Yep. I am finally experiencing how the other half lives.
After years on the “supply side” of the wine business, I have dipped my toes into the wonderful, gut-wrenching, nerve-wracking world of the Sommelier. It’s been a few weeks now, standing in for a few of the sommeliers at Terroni in Los Angeles, and I have to say- this is much harder than I thought it would be!
Working with a list of over 700 wine labels, mostly obscure Italian varietals, in a restaurant run by a guy who would sooner lose a customer than have his kitchen cut their pizza, is no simple task. I am shocked, SHOCKED by how many people come in and ask me for a glass of Cabernet. Or a buttery Chardonnay, you say? oh. no.
My favorite Sardo @Terroni.
Have a become so out of touch with the every-day consumer that I don’t know how very little I know? Have I spent so much time around the 2% of the population who drink Grignolino and Erbaluce and Nerello Mascalese like water that I am blind to the real-world-situation for Italian wine? These are the trenches. We are fighting for our lives out here!
We have some work to do- and trust me, it’s not all self-serving. The People Need Vino Italiano. You think you like your Napa Cabernet… but you don’t even know how much you’re going to fall in love with this Aglianico from Basilicata.
I’m coming for you!
Some times I wonder if I will ever stop finding the magic in Italy- if my fascination with this country and all of its beautiful food and wine will slow to a trickle.
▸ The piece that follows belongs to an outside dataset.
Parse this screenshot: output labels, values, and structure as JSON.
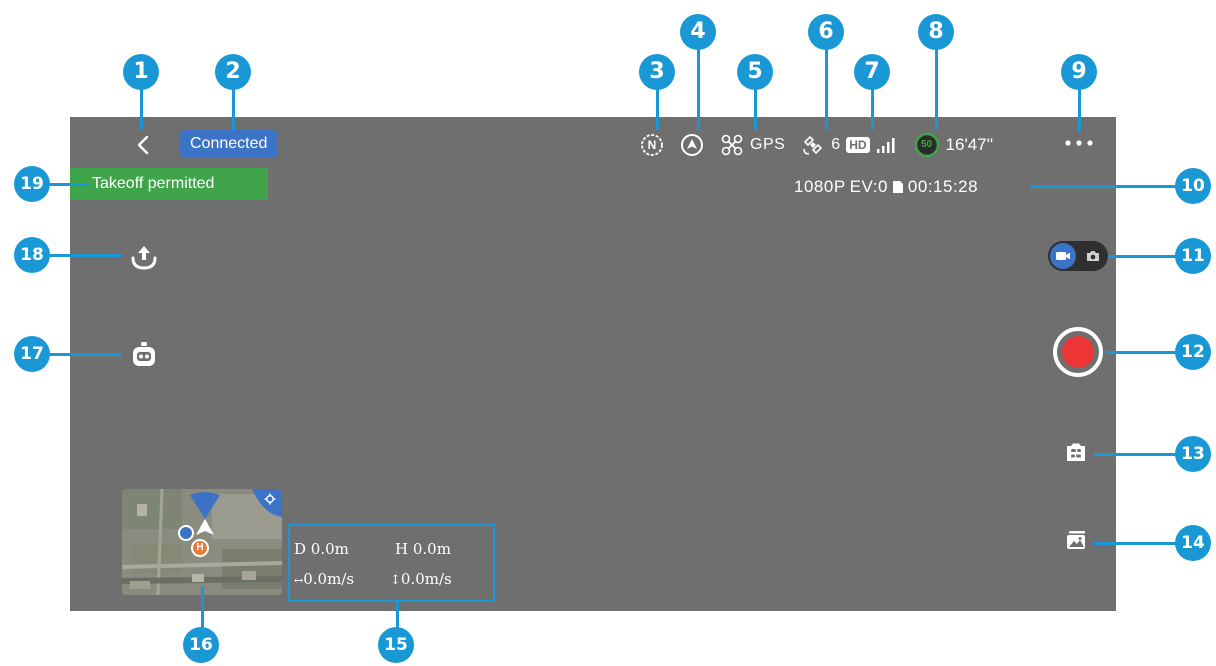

How long is it possible to sustain such an incredible level of enthusiasm?
That’s when I remember that warm, glowing feeling that comes over me every time I step off a plane in Milano, Catania, Verona, Torino… Equal parts happy anticipation, and peaceful homecoming.
“You may have the entire Universe, if I may have Italy.”
If you think the Cinqueterre are important just for spectacular views and day hiking, think again. Campogrande winery is out to prove that the Cinqueterre means business. Serious wine business, anyway.
This winery is driven by Elio Altare, a renowned Barolo producer, and Antonio Bonanni, a local Ligurian winemaker. Together they craft tiny productions of three wines, which illustrate the world-class potential of Cinqueterre wines.
I first experienced Sciacchetrà wine in college, while travelling through the Cinque Terre with my roommates from Bologna. The locals in the town of Monterosso where we rented a room for a few nights tried to sell us on the idea that this was a magical wine that would make men fall madly in love with us. In reality, we were the one to fall in love- with the local Ligurian pesto and fresh seppia. Continue reading